Sometimes a chalky number is playable. This is a spot like that for me. The Indians should rally and play better in this series than they played in Oakland. Also, there’s the Jonathan Lucroy factor, since he said no to the Indians with regards to his no-trade clause. That may be a rallying cry for some of the team. For me, I see a team playing its 27th game in 28 days coming off of its first trip to the Pacific Time Zone since early June. This one could get ugly.

Pittsburgh (-125) at Milwaukee; Total: 9

Chad Kuhl and Wily Peralta won’t be a matchup that moves the needle for anybody, but these are the ones that I enjoy. It’s fun to look for edges in games like this. We already know about the market perception of Wily Peralta. Peralta actually looked like a new pitcher when he was recalled three starts ago. He had added velocity and threw more strikes. Last start, he ran into Seattle in an AL park and struggled once again. What does this start hold for him?

It’s hard to say, really. He had his best two-seam fastball velocity of the season in that start against the Mariners, so he threw the ball hard, but velocity gains don’t always help a pitcher. For a guy like Peralta, that lacks both control and command, it increases his margin for error, but it also makes his pitches even more difficult to harness. That was also the highest usage of two-seamers of the season. He was basically a two-pitch pitcher, with no four-seam classifications and heavy slider usage.

It feels like Peralta is a guy that is experimenting right now. The Brewers could eventually look at him as a bullpen option, but, for now, he’s able to start and try and work through some of these issues. We know that the Pirates have seen a lot of him over the last few years. It feels like the Brewers told Peralta to just challenge hitters and see what happens. I’m actually more intrigued than I should be. It does create some variance that I cannot account for, so it makes me hesitant to go on or against Peralta.

Chad Kuhl pitches to a lot of contact. He has throughout his minor league career as well, so it’s not a big surprise. That creates a lot of inherent variance as well. Balls are hit at people or they aren’t. Kuhl has some decent velocity and throws a fastball with a bit of sink, but his ground ball rate isn’t where you’d expect it to be at 40.2 percent. A higher GB rate would certainly help the Pirates, who place a lot of emphasis on infield shifts.

The only thing I can lean towards here is the over because there are going to be a ton of balls in play and very few strikeouts. Balls in play are always worrisome and should be conducive to overs, so we’ll see how it plays out.

San Francisco at Los Angeles (NL) (-125); Total: 8.5

The Dodgers keep winning and the Giants keep losing. Since the All-Star Break, the Dodgers have made up 9.5 games on the Giants and their lead increased last night on the strength of six shutout from Rich Hill and a door-slamming performance by the bullpen.
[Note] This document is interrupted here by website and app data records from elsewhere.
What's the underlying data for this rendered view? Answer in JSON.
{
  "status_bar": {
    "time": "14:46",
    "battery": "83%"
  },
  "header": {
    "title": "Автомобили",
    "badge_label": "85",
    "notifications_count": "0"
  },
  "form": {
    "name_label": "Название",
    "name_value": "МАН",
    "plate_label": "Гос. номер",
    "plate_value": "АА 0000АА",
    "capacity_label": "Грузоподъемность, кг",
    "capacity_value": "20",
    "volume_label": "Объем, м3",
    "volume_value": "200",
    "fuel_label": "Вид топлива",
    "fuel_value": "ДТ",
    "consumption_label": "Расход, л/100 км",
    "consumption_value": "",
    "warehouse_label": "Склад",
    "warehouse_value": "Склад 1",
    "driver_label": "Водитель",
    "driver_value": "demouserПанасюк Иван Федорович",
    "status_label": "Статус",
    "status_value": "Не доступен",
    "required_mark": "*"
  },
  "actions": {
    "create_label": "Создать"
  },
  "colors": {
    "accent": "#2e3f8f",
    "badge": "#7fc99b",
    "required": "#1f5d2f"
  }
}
Tonight, it’ll be Matt Moore against Ross Stripling. Stripling is making his fourth straight start, although he’s had a week between starts.
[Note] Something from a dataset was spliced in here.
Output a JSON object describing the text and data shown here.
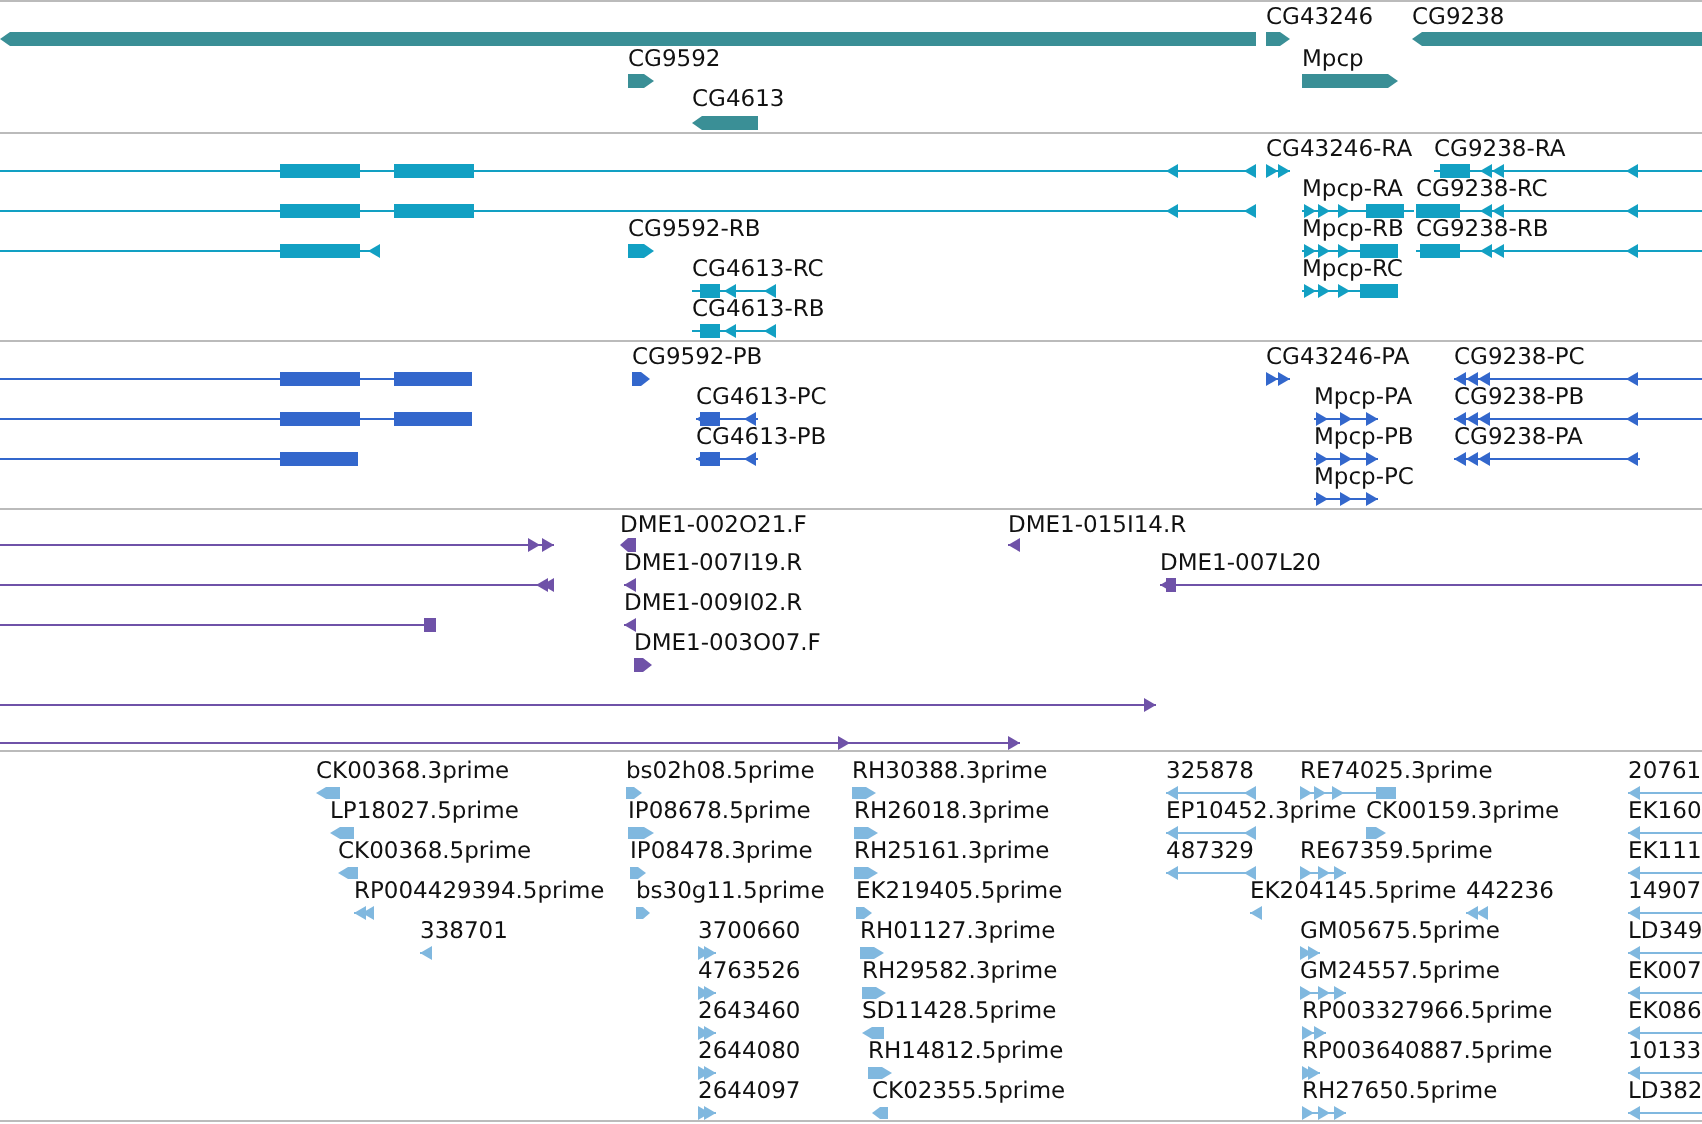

Stripling has been pretty effective in a weird, swingman-type role. It can be a hard role, particularly for a young player, but he’s done an admirable job with a 4.04 ERA, a 3.77 FIP, and a 4.11 xFIP. I like his 51.8 percent ground ball rate because the opposition needs to string hits together to score. The Giants seem unable to do that right now and haven’t been for over a month. Even though he has a low strikeout rate, that gives Stripling some upside here in my mind.

Matt Moore’s transition to the Giants hasn’t gone all that smoothly. In four starts, he has a 4.70 ERA with a 4.58 FIP and a 5.28 xFIP. Walks have been the biggest problem for the left-hander. He’s issued 17 free passes in 23 innings. He has cut back on the home run issues that plagued him in Tampa, but he still hasn’t been very effective. He walked 11 in his first two starts and has walked three in each of his last two starts, so maybe he’s getting more comfortable with Buster Posey and the coaching staff has made some adjustments.

There are just too many reasons not to bet the Giants. The line is slowly moving on the underdog, but I’m not buying it. Until the Giants show me that they can get out of this funk, the Dodgers will keep beating them and keep putting distance between the two teams in the division. That includes tonight.